For this step, we will need to make use of the Raspbian desktop environment. If you don't have a monitor/keyboard setup, you can log into your Raspberry Pi with a VNC client.
Once you're all set up, run the following commands to start the AVS companion service:
cd ~/alexa-avs-sample-app/samples/companionService npm start
Leave this terminal window open for the following steps.
Next, we'll need to register our physical Raspberry Pi device with Amazon. To do this, open a new terminal window and enter the following commands:
cd ~/alexa-avs-sample-app/samples/javaclient mvn exec:exec
After a few moments a window like the one above will pop-up. Copy the URL in the dialog window to your clipboard and click Yes. A new dialog window will pop-up, but just ignore it for now.
Shortly after, a new web browser window will be opened for you.
In your new browser window you'll likely be presented with a message like the one above. Just click "ADVANDED" in the bottom left corner, scroll drown and follow the link called "Proceed to localhost".
You will be redirected to a secure Amazon login screen. Enter the login credentials you created in step 2 to continue. Don't be alarmed if you're asked to login a second time with a Captcha test. Just oblige and be thankful that we still live in a world where humans are better than computers at something.

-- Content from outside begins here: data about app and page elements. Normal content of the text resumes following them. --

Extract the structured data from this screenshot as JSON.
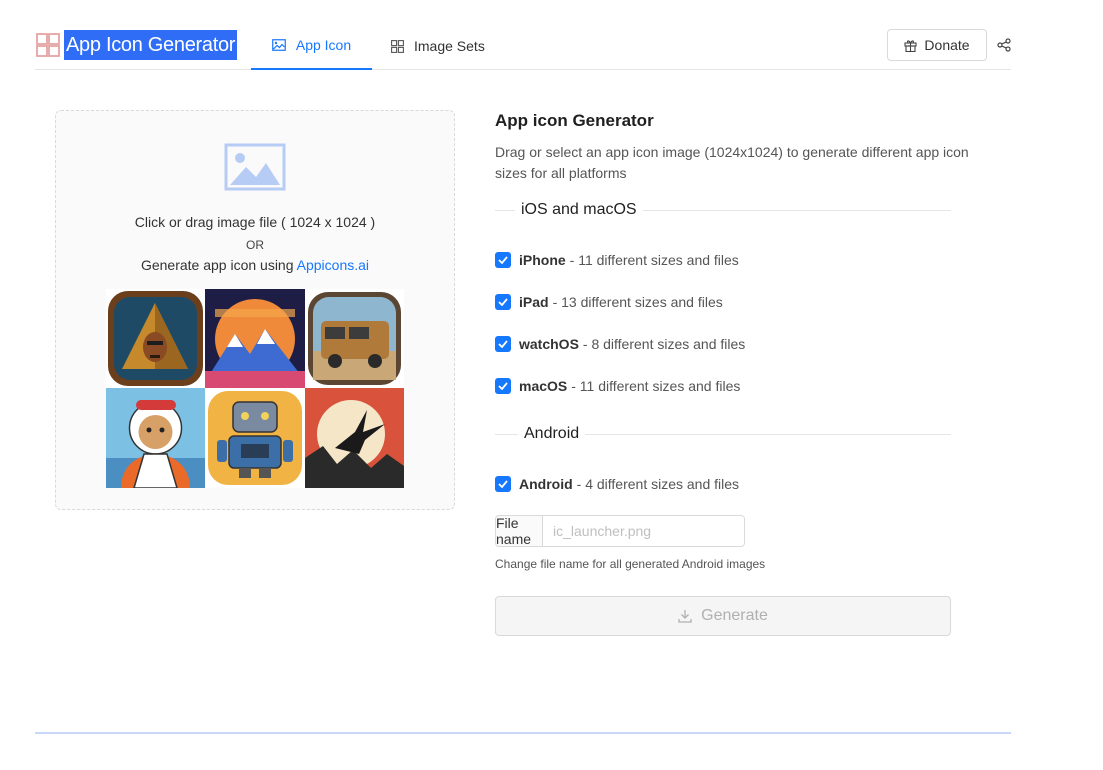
{
  "header": {
    "logo_text": "App Icon Generator",
    "logo_icon": "grid-logo-icon",
    "tabs": [
      {
        "label": "App Icon",
        "icon": "image-icon",
        "active": true
      },
      {
        "label": "Image Sets",
        "icon": "grid-icon",
        "active": false
      }
    ],
    "donate_label": "Donate",
    "donate_icon": "gift-icon",
    "share_icon": "share-icon"
  },
  "dropzone": {
    "icon": "image-icon",
    "hint": "Click or drag image file ( 1024 x 1024 )",
    "or": "OR",
    "generate_prefix": "Generate app icon using",
    "generate_link": "Appicons.ai"
  },
  "panel": {
    "title": "App icon Generator",
    "description": "Drag or select an app icon image (1024x1024) to generate different app icon sizes for all platforms",
    "sections": [
      {
        "heading": "iOS and macOS",
        "items": [
          {
            "name": "iPhone",
            "detail": "- 11 different sizes and files",
            "checked": true
          },
          {
            "name": "iPad",
            "detail": "- 13 different sizes and files",
            "checked": true
          },
          {
            "name": "watchOS",
            "detail": "- 8 different sizes and files",
            "checked": true
          },
          {
            "name": "macOS",
            "detail": "- 11 different sizes and files",
            "checked": true
          }
        ]
      },
      {
        "heading": "Android",
        "items": [
          {
            "name": "Android",
            "detail": "- 4 different sizes and files",
            "checked": true
          }
        ]
      }
    ],
    "file_name_label": "File name",
    "file_name_value": "",
    "file_name_placeholder": "ic_launcher.png",
    "file_name_help": "Change file name for all generated Android images",
    "generate_label": "Generate",
    "generate_icon": "download-icon"
  },
  "colors": {
    "accent": "#1677ff",
    "logo_highlight": "#2f6df6",
    "disabled_text": "#b0b0b0"
  }
}
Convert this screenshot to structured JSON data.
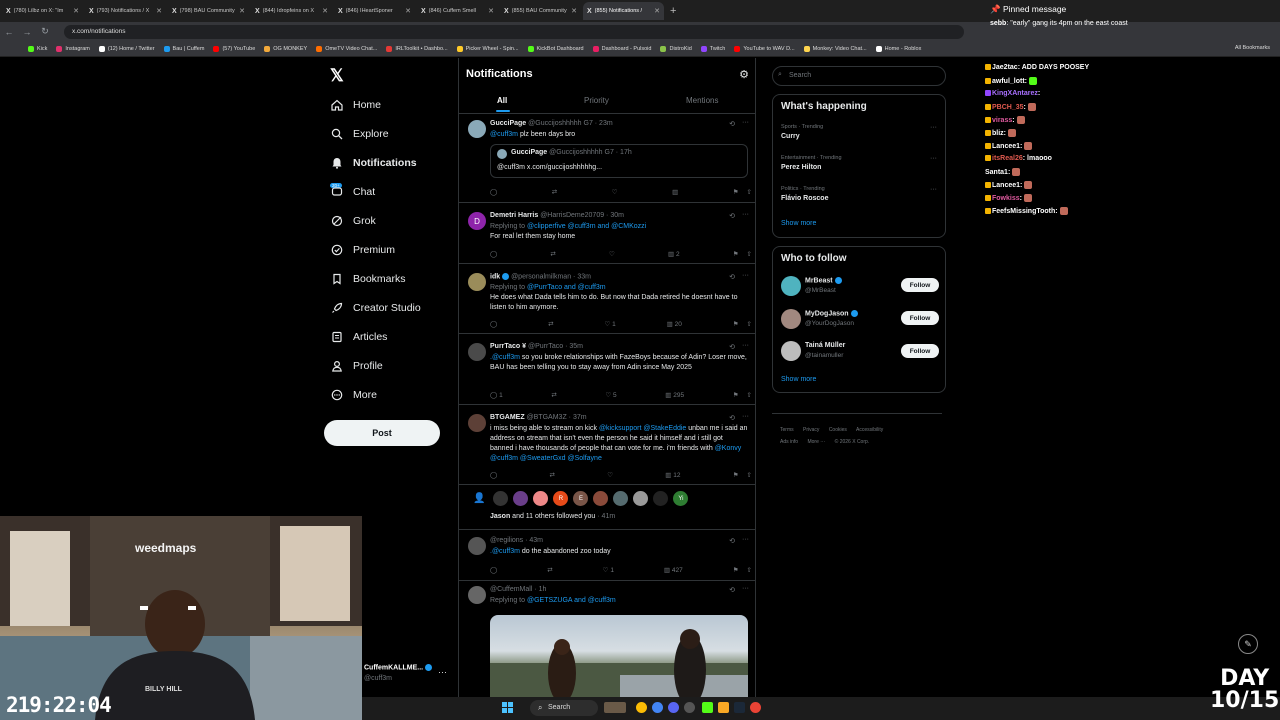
{
  "browser": {
    "tabs": [
      {
        "label": "(780) Lilbz on X: \"Im"
      },
      {
        "label": "(793) Notifications / X"
      },
      {
        "label": "(798) BAU Community"
      },
      {
        "label": "(844) Idropfeins on X"
      },
      {
        "label": "(846) IHeartSponer"
      },
      {
        "label": "(846) Cuffem Smell"
      },
      {
        "label": "(855) BAU Community"
      },
      {
        "label": "(855) Notifications /"
      }
    ],
    "url": "x.com/notifications",
    "bookmarks": [
      {
        "label": "Kick",
        "color": "#53fc18"
      },
      {
        "label": "Instagram",
        "color": "#e1306c"
      },
      {
        "label": "(12) Home / Twitter",
        "color": "#ffffff"
      },
      {
        "label": "Bau | Cuffem",
        "color": "#1d9bf0"
      },
      {
        "label": "(57) YouTube",
        "color": "#ff0000"
      },
      {
        "label": "OG MONKEY",
        "color": "#f2a93b"
      },
      {
        "label": "OmeTV Video Chat...",
        "color": "#ff6d00"
      },
      {
        "label": "IRLToolkit • Dashbo...",
        "color": "#e53935"
      },
      {
        "label": "Picker Wheel - Spin...",
        "color": "#ffca28"
      },
      {
        "label": "KickBot Dashboard",
        "color": "#53fc18"
      },
      {
        "label": "Dashboard - Pulsoid",
        "color": "#e91e63"
      },
      {
        "label": "DistroKid",
        "color": "#8bc34a"
      },
      {
        "label": "Twitch",
        "color": "#9146ff"
      },
      {
        "label": "YouTube to WAV D...",
        "color": "#ff0000"
      },
      {
        "label": "Monkey: Video Chat...",
        "color": "#ffd54f"
      },
      {
        "label": "Home - Roblox",
        "color": "#ffffff"
      }
    ],
    "all_bookmarks": "All Bookmarks"
  },
  "nav": {
    "home": "Home",
    "explore": "Explore",
    "notifications": "Notifications",
    "chat": "Chat",
    "chat_badge": "20+",
    "grok": "Grok",
    "premium": "Premium",
    "bookmarks": "Bookmarks",
    "creator_studio": "Creator Studio",
    "articles": "Articles",
    "profile": "Profile",
    "more": "More",
    "post": "Post"
  },
  "notifications": {
    "title": "Notifications",
    "tabs": [
      "All",
      "Priority",
      "Mentions"
    ],
    "posts": [
      {
        "name": "GucciPage",
        "handle": "@Guccijoshhhhh G7 · 23m",
        "text_prefix": "@cuff3m",
        "text": " plz been days bro",
        "quote_name": "GucciPage",
        "quote_handle": "@Guccijoshhhhh G7 · 17h",
        "quote_text": "@cuff3m x.com/guccijoshhhhhg...",
        "likes": "",
        "views": ""
      },
      {
        "name": "Demetri Harris",
        "handle": "@HarrisDeme20709 · 30m",
        "reply_label": "Replying to ",
        "reply_to": "@clipperfive @cuff3m and @CMKozzi",
        "text": "For real let them stay home",
        "likes": "",
        "views": "2"
      },
      {
        "name": "idk",
        "handle": "@personalmilkman · 33m",
        "reply_label": "Replying to ",
        "reply_to": "@PurrTaco and @cuff3m",
        "text": "He does what Dada tells him to do. But now that Dada retired he doesnt have to listen to him anymore.",
        "likes": "1",
        "views": "20"
      },
      {
        "name": "PurrTaco ¥",
        "handle": "@PurrTaco · 35m",
        "text_prefix": ".@cuff3m",
        "text": " so you broke relationships with FazeBoys because of Adin? Loser move, BAU has been telling you to stay away from Adin since May 2025",
        "replies": "1",
        "likes": "5",
        "views": "295"
      },
      {
        "name": "BTGAMEZ",
        "handle": "@BTGAM3Z · 37m",
        "text_a": "i miss being able to stream on kick ",
        "text_link_a": "@kicksupport @StakeEddie",
        "text_b": " unban me i said an address on stream that isn't even the person he said it himself and i still got banned i have thousands of people that can vote for me. i'm friends with ",
        "text_link_b": "@Konvy @cuff3m @SweaterGxd @Solfayne",
        "likes": "",
        "views": "12"
      },
      {
        "followed_text": "Jason",
        "followed_rest": " and 11 others followed you",
        "followed_time": " · 41m"
      },
      {
        "name": "",
        "handle": "@regilions · 43m",
        "text_prefix": ".@cuff3m",
        "text": " do the abandoned zoo today",
        "likes": "1",
        "views": "427"
      },
      {
        "name": "",
        "handle": "@CuffemMall · 1h",
        "reply_label": "Replying to ",
        "reply_to": "@GETSZUGA and @cuff3m"
      }
    ]
  },
  "right": {
    "search_placeholder": "Search",
    "happening_title": "What's happening",
    "trends": [
      {
        "meta": "Sports · Trending",
        "name": "Curry"
      },
      {
        "meta": "Entertainment · Trending",
        "name": "Perez Hilton"
      },
      {
        "meta": "Politics · Trending",
        "name": "Flávio Roscoe"
      }
    ],
    "show_more": "Show more",
    "wtf_title": "Who to follow",
    "follow_label": "Follow",
    "who_to_follow": [
      {
        "name": "MrBeast",
        "handle": "@MrBeast"
      },
      {
        "name": "MyDogJason",
        "handle": "@YourDogJason"
      },
      {
        "name": "Tainá Müller",
        "handle": "@tainamuller"
      }
    ],
    "footer": [
      "Terms",
      "Privacy",
      "Cookies",
      "Accessibility",
      "Ads info",
      "More ···",
      "© 2026 X Corp."
    ]
  },
  "chat": {
    "pinned": "Pinned message",
    "pinned_user": "sebb",
    "pinned_text": ": \"early\" gang its 4pm on the east coast",
    "lines": [
      {
        "user": "Jae2tac",
        "color": "#ffffff",
        "text": ": ADD DAYS POOSEY"
      },
      {
        "user": "awful_lott",
        "color": "#ffffff",
        "text": ":"
      },
      {
        "user": "KingXAntarez",
        "color": "#9146ff",
        "text": ":"
      },
      {
        "user": "PBCH_35",
        "color": "#e05a4f",
        "text": ":"
      },
      {
        "user": "virass",
        "color": "#e05a9f",
        "text": ":"
      },
      {
        "user": "bliz",
        "color": "#ffffff",
        "text": ":"
      },
      {
        "user": "Lancee1",
        "color": "#ffffff",
        "text": ":"
      },
      {
        "user": "itsReal26",
        "color": "#e05a4f",
        "text": ": lmaooo"
      },
      {
        "user": "Santa1",
        "color": "#ffffff",
        "text": ":"
      },
      {
        "user": "Lancee1",
        "color": "#ffffff",
        "text": ":"
      },
      {
        "user": "Fowkiss",
        "color": "#e05a9f",
        "text": ":"
      },
      {
        "user": "FeefsMissingTooth",
        "color": "#ffffff",
        "text": ":"
      }
    ]
  },
  "stream": {
    "timer": "219:22:04",
    "day_label": "DAY",
    "day_value": "10/15",
    "webcam_text": "weedmaps",
    "shirt_text": "BILLY HILL"
  },
  "profile": {
    "name": "CuffemKALLME...",
    "handle": "@cuff3m"
  },
  "taskbar": {
    "search": "Search"
  }
}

Lastly, click OK on the dialog window that opened at the end of the previous step. You should now see that the "access token" field of the AVS window is filled. If so, Alexa is now at your command!
To make sure everything is working, let's send Alexa a test command! Click the big microphone button in the AVS window and say "What is the mass of the Sun in grams?".
If Alexa responds "1,989,100,000,000,000,000,000,000,000,000,000 grams" then congratulations, you did it!
If she doesn't respond, you may have missed a step or don't have a microphone setup. If Alexa said a completely different number, then you're probably in a different solar system! In any case, send your SOS to the comment section below...
If you want to be able to interact with Alexa by just speaking to her, then you'll need to enable a wake word engine. To do this, open a new terminal window and enter the following commands:
cd ~/alexa-avs-sample-app/samples/wakeWordAgent/src/ ./wakeWordAgent -e sensory
Now you can "wake" and interact with Alexa just by saying her name!
The Alexa Voice Service and do anything a regular Amazon Echo can do! From setting alarms and reminders, to controlling smart home devices, to telling you useless astronomy facts, the possibilities are virtually endless.
If you didn't already know, you can expand Alexa's basic capabilities by installing new skills. Check out Amazon's Skill gallery.
To install your first skill, just say "Alexa, install Jeopardy"!
The Raspberry Pi Pico and Raspberries Pi Zero are miles apart when it comes to specs, form factor, and software support.